Last year, Harry Shearer filed a $125 million lawsuit against Vivendi, the French movie distributor that owns the rights to 1984’s This Is Spinal Tap, for paying Shearer, Christopher Guest, Michael McKean, and Rob Reiner less than $200 in revenue from the film over a 30-year period. Guest, McKean, and Reiner joined the lawsuit in March, and together they’re demanding $400 million in damages due to what Shearer calls “Hollywood accounting,” or the common practice of studios masking profits – particularly from things like merchandising, music, and home video – from creators and writers.
Shearer is not new to bringing his demands for fair pay into the public realm – see his Simpsons contract negotiations in 2015 – so it makes sense, then, that he’s become the official spokesman for the Spinal Tap lawsuit as seen in his Rolling Stone op-ed earlier this month as well as a great in-depth piece at Bloomberg Businessweek last week:
“There is almost an overwhelming asymmetry that faces the creative artist,” he says. “You get told over and over again, ‘Well, it’s just a little cult picture, it doesn’t mean anything.’ And you internalize it. We love what we do, and they know it. And that is a rusty bayonet that we’ve handed them to insert in our innards whenever they want.”
The Bloomberg piece is particularly helpful if you’re unfamiliar with the deceptive Hollywood business practices Shearer is fighting against, and it also serves as a wise warning to newer performers who might approach a movie deal as desperately as he and his Spinal Tap costars did when they were younger:
Why would anyone agree to a contract that allowed for so much secrecy, so much take-our-word-for-it? What Shearer remembers from the Spinal Tap deal is the feeling of powerlessness and desperation, and he says the studios were more than happy to take advantage of this. “We were basically in the position of beggars,” he says. “We’d been turned down by every studio in town. We wanted to make this movie. And what I’ve learned in the intervening years is that perhaps it’s best not to advertise that fact to people you’re going into business with.”
The article also notes that most talent is “rightly concerned about being blacklisted or blackballed” for litigating big Hollywood studios, and Shearer has heard from at least a few other creatives who are rooting for him:
“The thing that you gain if you’re very, very, very, very—that’s four verys—lucky in this business is some degree of leverage,” Shearer says. “I’ve gotten several communications from people who say, ‘Man, I’ve been in the same spot.
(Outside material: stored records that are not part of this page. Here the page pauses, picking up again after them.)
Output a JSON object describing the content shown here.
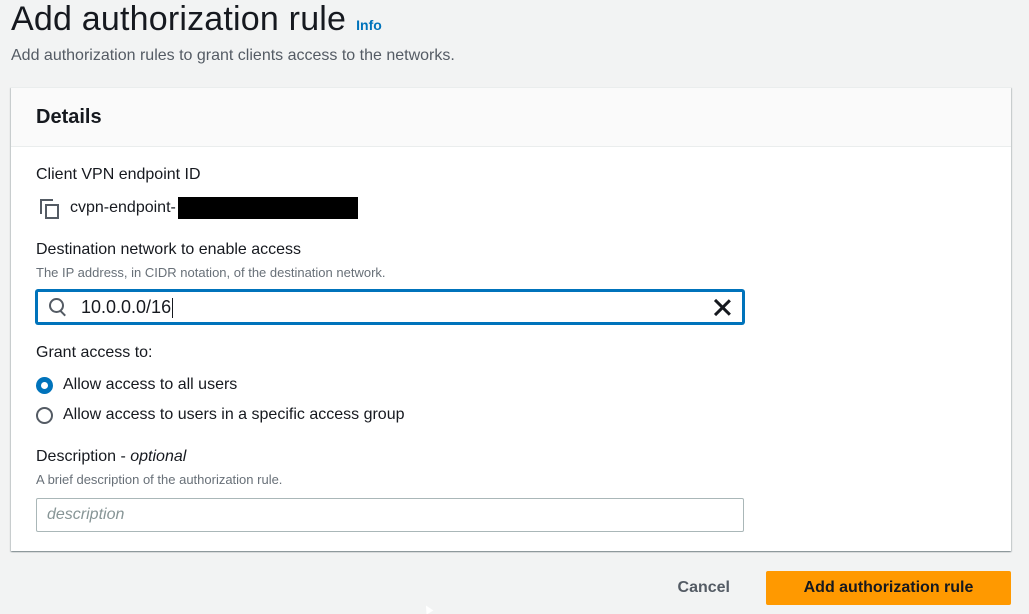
{
  "header": {
    "title": "Add authorization rule",
    "info_link": "Info",
    "subtitle": "Add authorization rules to grant clients access to the networks."
  },
  "details": {
    "title": "Details",
    "endpoint": {
      "label": "Client VPN endpoint ID",
      "value": "cvpn-endpoint-",
      "icon": "copy-icon"
    },
    "destination": {
      "label": "Destination network to enable access",
      "description": "The IP address, in CIDR notation, of the destination network.",
      "value": "10.0.0.0/16",
      "search_icon": "search-icon",
      "clear_icon": "close-icon"
    },
    "grant_access": {
      "label": "Grant access to:",
      "options": [
        {
          "label": "Allow access to all users",
          "selected": true
        },
        {
          "label": "Allow access to users in a specific access group",
          "selected": false
        }
      ]
    },
    "description_field": {
      "label": "Description - ",
      "optional_label": "optional",
      "description": "A brief description of the authorization rule.",
      "placeholder": "description",
      "value": ""
    }
  },
  "actions": {
    "cancel_label": "Cancel",
    "submit_label": "Add authorization rule"
  },
  "colors": {
    "accent": "#0073bb",
    "primary_button": "#ff9900",
    "background": "#f2f3f3"
  }
}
I wish I could have been able to do what you guys are doing.’ ‘Get the bastards’ is sort of the consensus summation of what they say.”
Read the rest over at Bloomberg Businessweek.